Somewhere in France

Somewhere in France

Wednesday, August 4, 2010

Nursing Sister Eden Lyal Pringle and Nursing Memorials

Remembering Nursing Sister Eden Lyal Pringle

Number 3 Canadian Stationary Hospital was located 45 miles inland from the coast of France, inside an ancient Citadel outside Doullens. Although clearly marked with red crosses and not located near military installations (such as Etaples), it was still bombed. The incident occured on May 29, 1918, shortly after midnight. A large part of the main building was destroyed, killing many officers. Nursing Sisters Eden Lyal Pringle and Agnes McPherson died instantly while assisting in the operating room. Nursing Sister Dorothy Baldwin was killed on duty in the officer's ward.

Eden Pringle was born on September 4, 1893 in Glasgow, Scotland. At the time of her death, her home residence was listed as 2621-29th Avenue, Vancouver, British Columbia. She had enlisted in May 1917 in Montreal. As noted below, she was the youngest nurse to die in the war. The hospital's Commanding Officer Lieut-col Reason recalled the internment of Pringle: "In the quiet little cemetery in France our friends lie. Their graves are marked by simple crosses, the wood kindly given by the Canadian Forestry Corps. Each cross is marked with a Maple Leaf cut out in metal and stamped with the name and particulars of the deceased. The graves are well kept and decorated with many flowers. For these we are deeply indebted to the French civilians, who so kindly stripped their gardens that the graves of their friends from the Hospital might be fittingly adorned." (quoted in Sister Heroines by Marjorie Barron Norris).

A Profile of First World War Nursing Sisters

According to the Canadian Great War Project,the nurses who served with the Canadian Army Medical Corps in the First World War were predominantly Canadian born (82%), typically 5 foot 5 inches in height and the average age was 30, with some of the Matrons as old as 56 and one--Minnie Lisk--only 15! They were mostly Protestant, the majority either Church of England or Presbyterian. Approximately 60 of them died as a result of the war, the youngest being Eden Lyal Pringle (see above) who died at the age of 23.

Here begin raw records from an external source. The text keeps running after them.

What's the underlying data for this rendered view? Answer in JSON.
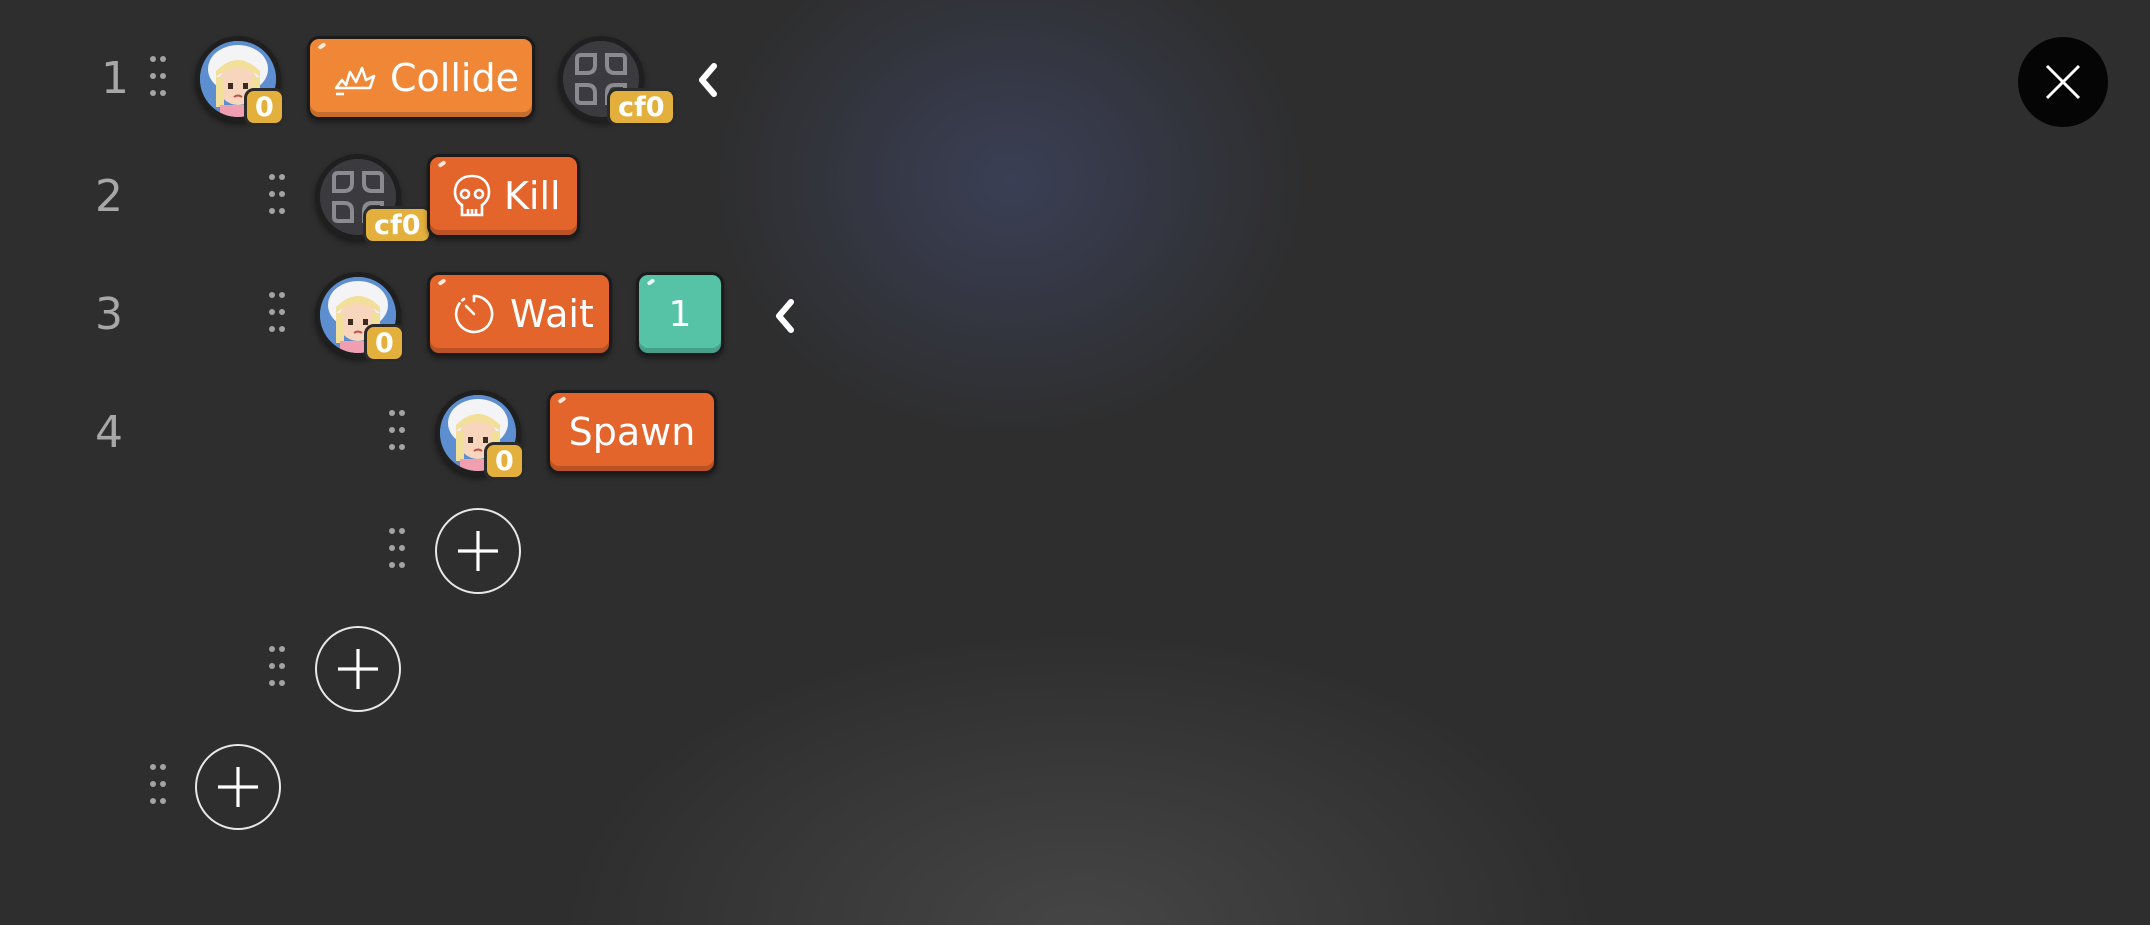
{
  "rows": [
    {
      "number": "1",
      "subject": {
        "type": "character",
        "badge": "0"
      },
      "action": {
        "label": "Collide",
        "icon": "collision-icon"
      },
      "target": {
        "type": "empty-slot",
        "badge": "cf0"
      }
    },
    {
      "number": "2",
      "subject": {
        "type": "empty-slot",
        "badge": "cf0"
      },
      "action": {
        "label": "Kill",
        "icon": "skull-icon"
      }
    },
    {
      "number": "3",
      "subject": {
        "type": "character",
        "badge": "0"
      },
      "action": {
        "label": "Wait",
        "icon": "timer-icon"
      },
      "value": "1"
    },
    {
      "number": "4",
      "subject": {
        "type": "character",
        "badge": "0"
      },
      "action": {
        "label": "Spawn",
        "icon": ""
      }
    }
  ],
  "colors": {
    "collide_block": "#ef8737",
    "action_block": "#e3652b",
    "value_block": "#56c2a6",
    "badge": "#e3b03e",
    "background": "#2e2e2e"
  },
  "icons": {
    "drag_handle": "drag-handle-icon",
    "collapse": "chevron-left-icon",
    "add": "plus-icon",
    "close": "close-icon"
  }
}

Nursing Memorials

I want to let you know about an exciting initiative being taken by Diane Dodd, historian with Parks Canada. She is researching an article exploring how the over sixty(including those who served with British and American forces)Canadian First World War nurses have been commemorated across Canada. Pasted below is an explanation of Diane's project and I encourage you to participate if you know of any memorials to Canadian nurses of the Great War. I think it would also make a great school project:

Remembering First World War Nurse Casualties

As an historian for Parks Canada, responsible for women’s history, I’ve long been interested in the ways women are commemorated. Military nurses seem to be among the few women who have received some level of national recognition, although there is still a great deal of silence around this theme. I am presently researching an article that will explore the commemoration of over 60 First World War nurses who died during their war service and how groups, communities and the nation remembered them. I am interested in looking, not only at the well-known national level monuments such as the nurse memorial erected in Parliament in 1926, the Ottawa Cenotaph and the war art program. I would also like to investigate how nurses were remembered at local and provincial levels. I have found some commemorations of these nurses listed in the Veterans Affairs Canada website (Canadian Virtual War Memorial), but I suspect there are many others out there as well. If you know of any historic markers, anywhere in Canada, put in place to remember these First World War nurses who died, could you please get in touch with me? Ideally, I would like a photograph and a description of the memorial. Commemoration can include everything from naming buildings after a particular nurse, to monuments listing nurses’ names, to plaques, gravesite markers, even virtual memorials on websites – anything that pays respect to the memory of nurses who died while serving their country during the First World War. Thanks so much,

Dianne Dodd, Historian
Parks Canada
5th Floor, 25 Eddy Street, (25-5-R)
Gatineau, Quebec K1A 0M5
Phone: 819-994-5537
Fax: 819-953-4909

Nursing Sister Helen Fowlds

An interesting website that I came across explores the life of Canadian nursing sister Helen Fowlds, whose wartime career took her to many hospitals. She enlisted right at the beginning of the war and served right until 1919. To learn more and view the many photographs she took during the Great War, visit

1 comment:

  1. Thank you for sharing i really get what i was looking for.hopping to see more updates from your side so that,LVN nursing also memorable for me.